Aside from the full-coverage fenders, the Chief Classic comes ready to accept an entire series of accessories from the official Indian catalogue, as well as extensive coverage from the aftermarket. This includes ready mounting points for bagger-style panniers and passenger seat-pegs, as well as various types of seat.

We found this out while waiting at a fuel stop, when a wedding entourage drew up and the groom asked to take a picture with the Chief Classic. We made the joke that this might be the last time the groom would have fun between his legs.

Because what the Chief is, is fun. It is a bike meant to be ridden, to be taken out on the open and the scenery enjoyed. That the ladies found the looks of the Chief Classic welcoming is a plus point in our books, and for the lady riders, if you ride the Chief, rest assured that the guys will be very envious.

Priced at RM158,00 including GST, but excluding road tax, insurance and registration, the 2017 Indian Chief Classic goes up against the Harley-Davidson Springer Soft-tail, which retails for about RM20,000 more. It isn’t exactly a direct match, but it’s the closest we could get.

So, who needs an Indian Chief Classic? Well, if you’re in the market for a cruiser, and want one that actually handles, then put the Chief Classic on your list. It isn’t a Harley-Davidson, and it does attract a lot of attention, make and female alike.

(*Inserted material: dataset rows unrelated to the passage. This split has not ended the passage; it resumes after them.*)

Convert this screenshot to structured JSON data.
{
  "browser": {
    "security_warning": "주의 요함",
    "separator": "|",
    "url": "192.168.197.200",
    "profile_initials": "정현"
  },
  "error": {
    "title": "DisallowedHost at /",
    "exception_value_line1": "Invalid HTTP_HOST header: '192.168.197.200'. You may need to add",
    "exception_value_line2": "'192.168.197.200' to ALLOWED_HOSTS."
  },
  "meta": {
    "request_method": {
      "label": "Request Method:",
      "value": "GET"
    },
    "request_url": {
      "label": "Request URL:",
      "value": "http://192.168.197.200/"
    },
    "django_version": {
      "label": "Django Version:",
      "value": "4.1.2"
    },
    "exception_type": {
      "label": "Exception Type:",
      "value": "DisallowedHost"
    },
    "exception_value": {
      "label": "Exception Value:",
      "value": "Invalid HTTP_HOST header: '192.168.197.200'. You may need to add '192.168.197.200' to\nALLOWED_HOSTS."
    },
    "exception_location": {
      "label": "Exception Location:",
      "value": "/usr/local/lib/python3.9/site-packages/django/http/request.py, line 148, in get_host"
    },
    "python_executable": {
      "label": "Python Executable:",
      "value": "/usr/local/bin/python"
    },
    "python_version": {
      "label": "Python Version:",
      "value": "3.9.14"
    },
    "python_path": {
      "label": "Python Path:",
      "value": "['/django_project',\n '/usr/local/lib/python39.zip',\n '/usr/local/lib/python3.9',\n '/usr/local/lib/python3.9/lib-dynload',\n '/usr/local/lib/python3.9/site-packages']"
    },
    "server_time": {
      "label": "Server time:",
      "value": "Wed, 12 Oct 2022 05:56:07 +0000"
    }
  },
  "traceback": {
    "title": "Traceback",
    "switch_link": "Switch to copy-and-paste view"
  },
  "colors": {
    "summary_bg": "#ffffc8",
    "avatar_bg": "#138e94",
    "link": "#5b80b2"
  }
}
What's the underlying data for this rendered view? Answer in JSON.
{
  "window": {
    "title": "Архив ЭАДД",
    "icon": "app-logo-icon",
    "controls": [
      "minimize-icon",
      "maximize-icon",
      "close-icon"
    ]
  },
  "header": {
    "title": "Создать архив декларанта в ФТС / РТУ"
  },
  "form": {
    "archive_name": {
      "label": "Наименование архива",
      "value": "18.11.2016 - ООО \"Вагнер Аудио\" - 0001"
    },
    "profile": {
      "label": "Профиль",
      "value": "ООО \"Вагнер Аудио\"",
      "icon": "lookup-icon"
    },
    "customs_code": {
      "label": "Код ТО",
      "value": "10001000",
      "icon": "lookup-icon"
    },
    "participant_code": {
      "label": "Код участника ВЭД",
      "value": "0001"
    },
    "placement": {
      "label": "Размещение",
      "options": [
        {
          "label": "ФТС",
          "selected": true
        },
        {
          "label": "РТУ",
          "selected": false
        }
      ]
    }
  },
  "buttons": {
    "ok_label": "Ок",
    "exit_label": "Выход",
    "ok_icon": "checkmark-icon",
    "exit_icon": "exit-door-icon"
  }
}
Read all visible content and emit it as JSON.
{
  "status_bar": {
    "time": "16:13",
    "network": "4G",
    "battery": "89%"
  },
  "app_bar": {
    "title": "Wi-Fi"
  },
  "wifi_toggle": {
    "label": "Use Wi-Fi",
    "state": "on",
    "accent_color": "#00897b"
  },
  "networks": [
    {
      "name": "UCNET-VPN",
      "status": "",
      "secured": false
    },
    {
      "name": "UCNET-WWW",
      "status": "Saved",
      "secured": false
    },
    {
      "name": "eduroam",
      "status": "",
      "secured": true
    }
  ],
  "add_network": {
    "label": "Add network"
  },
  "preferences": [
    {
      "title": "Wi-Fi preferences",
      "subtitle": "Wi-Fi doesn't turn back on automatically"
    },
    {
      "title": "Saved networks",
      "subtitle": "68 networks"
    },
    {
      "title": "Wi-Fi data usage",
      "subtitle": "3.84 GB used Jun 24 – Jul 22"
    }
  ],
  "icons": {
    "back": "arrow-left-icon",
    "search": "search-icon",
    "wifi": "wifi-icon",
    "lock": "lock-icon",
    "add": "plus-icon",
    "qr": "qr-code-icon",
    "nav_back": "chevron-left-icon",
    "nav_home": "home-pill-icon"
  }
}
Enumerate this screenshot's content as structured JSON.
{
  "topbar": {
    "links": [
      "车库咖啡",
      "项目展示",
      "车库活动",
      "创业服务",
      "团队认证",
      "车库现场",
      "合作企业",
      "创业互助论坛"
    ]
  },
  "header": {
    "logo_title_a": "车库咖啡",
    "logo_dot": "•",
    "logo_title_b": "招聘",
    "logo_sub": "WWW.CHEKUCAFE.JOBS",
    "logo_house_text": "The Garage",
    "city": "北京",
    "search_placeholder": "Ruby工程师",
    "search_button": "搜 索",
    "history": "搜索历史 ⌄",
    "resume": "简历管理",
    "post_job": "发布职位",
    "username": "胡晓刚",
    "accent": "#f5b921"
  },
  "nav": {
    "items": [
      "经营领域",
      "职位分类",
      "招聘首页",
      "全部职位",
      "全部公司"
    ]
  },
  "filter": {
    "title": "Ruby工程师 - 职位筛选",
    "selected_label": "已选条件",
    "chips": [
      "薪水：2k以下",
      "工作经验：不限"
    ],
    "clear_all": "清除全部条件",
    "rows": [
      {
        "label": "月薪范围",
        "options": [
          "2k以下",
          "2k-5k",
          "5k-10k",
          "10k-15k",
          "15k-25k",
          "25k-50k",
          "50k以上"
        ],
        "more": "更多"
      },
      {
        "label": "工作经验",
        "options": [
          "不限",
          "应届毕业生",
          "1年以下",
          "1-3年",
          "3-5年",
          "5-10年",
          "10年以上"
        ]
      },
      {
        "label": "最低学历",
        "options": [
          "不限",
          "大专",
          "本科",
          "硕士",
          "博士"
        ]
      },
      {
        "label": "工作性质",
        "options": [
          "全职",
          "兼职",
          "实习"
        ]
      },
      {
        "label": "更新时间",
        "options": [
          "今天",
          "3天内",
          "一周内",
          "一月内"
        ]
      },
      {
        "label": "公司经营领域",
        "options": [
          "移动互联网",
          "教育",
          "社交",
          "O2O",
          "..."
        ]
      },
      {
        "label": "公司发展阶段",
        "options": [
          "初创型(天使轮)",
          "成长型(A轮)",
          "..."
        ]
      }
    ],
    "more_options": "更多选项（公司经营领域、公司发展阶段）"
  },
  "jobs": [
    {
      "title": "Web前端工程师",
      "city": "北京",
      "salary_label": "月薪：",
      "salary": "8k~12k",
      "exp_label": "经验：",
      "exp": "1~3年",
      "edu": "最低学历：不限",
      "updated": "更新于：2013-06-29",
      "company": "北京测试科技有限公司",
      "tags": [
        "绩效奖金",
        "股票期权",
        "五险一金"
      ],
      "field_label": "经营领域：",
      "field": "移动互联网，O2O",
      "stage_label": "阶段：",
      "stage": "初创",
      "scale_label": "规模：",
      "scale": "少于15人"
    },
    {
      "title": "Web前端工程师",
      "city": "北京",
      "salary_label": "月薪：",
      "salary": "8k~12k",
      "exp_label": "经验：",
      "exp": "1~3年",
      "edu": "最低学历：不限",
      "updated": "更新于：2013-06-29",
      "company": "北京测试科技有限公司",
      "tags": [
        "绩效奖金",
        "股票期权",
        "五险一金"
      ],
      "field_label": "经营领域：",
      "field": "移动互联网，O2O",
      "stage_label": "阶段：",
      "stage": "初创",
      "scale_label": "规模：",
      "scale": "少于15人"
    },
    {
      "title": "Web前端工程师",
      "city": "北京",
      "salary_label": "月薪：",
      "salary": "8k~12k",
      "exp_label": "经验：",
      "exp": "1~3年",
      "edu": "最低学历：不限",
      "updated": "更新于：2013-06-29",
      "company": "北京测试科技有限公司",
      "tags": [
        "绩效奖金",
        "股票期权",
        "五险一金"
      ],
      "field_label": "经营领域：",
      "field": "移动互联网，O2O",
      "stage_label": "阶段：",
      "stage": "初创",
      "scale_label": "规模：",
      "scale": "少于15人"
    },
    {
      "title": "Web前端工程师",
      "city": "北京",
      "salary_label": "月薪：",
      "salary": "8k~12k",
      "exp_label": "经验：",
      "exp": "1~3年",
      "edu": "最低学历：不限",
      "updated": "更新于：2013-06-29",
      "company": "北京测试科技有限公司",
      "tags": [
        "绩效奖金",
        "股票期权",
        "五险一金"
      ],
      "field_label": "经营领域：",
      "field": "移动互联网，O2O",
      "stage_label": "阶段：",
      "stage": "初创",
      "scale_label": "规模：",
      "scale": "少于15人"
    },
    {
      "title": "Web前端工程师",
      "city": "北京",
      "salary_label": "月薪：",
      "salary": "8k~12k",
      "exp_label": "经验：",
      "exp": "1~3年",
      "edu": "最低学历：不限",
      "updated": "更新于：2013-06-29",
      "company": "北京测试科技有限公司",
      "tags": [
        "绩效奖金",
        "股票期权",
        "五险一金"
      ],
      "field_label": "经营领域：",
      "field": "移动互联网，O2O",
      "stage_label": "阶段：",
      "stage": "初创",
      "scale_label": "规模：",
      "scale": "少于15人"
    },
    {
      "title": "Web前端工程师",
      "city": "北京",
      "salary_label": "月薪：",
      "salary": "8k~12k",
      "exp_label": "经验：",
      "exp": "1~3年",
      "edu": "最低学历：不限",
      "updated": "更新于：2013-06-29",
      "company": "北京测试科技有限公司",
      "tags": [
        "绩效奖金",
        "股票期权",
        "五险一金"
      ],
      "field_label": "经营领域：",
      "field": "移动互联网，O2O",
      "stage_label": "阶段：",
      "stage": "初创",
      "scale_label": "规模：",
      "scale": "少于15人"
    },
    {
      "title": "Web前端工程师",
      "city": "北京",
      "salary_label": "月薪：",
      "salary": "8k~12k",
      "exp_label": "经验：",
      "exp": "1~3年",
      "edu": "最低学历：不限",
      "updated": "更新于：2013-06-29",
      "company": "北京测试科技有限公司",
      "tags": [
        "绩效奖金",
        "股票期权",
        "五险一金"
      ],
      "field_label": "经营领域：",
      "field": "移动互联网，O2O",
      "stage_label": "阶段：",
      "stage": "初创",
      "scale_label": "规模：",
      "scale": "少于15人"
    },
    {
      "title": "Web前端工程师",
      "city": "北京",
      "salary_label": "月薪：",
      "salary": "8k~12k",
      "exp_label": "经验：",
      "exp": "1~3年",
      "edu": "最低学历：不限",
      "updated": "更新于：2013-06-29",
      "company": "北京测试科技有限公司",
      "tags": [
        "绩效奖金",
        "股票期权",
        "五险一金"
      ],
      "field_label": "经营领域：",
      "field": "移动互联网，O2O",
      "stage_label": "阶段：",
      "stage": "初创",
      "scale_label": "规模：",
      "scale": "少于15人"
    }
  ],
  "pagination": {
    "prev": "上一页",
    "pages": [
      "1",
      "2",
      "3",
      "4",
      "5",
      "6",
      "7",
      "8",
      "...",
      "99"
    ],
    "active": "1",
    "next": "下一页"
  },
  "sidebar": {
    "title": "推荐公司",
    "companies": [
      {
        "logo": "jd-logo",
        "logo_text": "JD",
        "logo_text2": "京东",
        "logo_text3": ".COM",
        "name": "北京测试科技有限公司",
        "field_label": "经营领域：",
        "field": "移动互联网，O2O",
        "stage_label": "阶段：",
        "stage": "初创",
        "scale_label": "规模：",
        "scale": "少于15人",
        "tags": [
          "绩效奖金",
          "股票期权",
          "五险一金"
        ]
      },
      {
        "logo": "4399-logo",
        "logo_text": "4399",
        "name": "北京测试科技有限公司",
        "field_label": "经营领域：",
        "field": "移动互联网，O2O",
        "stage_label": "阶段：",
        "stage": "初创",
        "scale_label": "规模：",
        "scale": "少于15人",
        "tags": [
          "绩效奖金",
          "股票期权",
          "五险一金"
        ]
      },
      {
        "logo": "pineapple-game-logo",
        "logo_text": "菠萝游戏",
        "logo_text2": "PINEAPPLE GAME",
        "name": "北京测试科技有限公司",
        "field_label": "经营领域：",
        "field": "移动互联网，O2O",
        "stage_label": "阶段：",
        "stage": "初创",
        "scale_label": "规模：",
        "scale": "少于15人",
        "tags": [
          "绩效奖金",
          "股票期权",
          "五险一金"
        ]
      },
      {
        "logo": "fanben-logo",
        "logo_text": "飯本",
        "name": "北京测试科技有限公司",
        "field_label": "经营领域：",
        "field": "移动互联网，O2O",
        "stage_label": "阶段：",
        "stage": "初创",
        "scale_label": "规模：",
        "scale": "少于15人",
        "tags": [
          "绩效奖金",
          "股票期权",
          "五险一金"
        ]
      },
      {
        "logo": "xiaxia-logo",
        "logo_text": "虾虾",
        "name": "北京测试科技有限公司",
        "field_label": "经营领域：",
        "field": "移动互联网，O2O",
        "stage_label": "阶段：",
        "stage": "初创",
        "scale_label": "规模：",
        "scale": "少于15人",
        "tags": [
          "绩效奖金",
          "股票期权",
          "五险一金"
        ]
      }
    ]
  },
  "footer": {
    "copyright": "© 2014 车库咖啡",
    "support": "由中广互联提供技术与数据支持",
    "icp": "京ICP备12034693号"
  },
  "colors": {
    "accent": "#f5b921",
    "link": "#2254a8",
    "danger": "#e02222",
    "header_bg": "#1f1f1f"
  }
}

The buy-in price is high, especially for something without the brand recognition that comes with the other American brand. But, what you do get is a comfortable, fast cruiser, ready for customisation, and it goes, handles and stops well.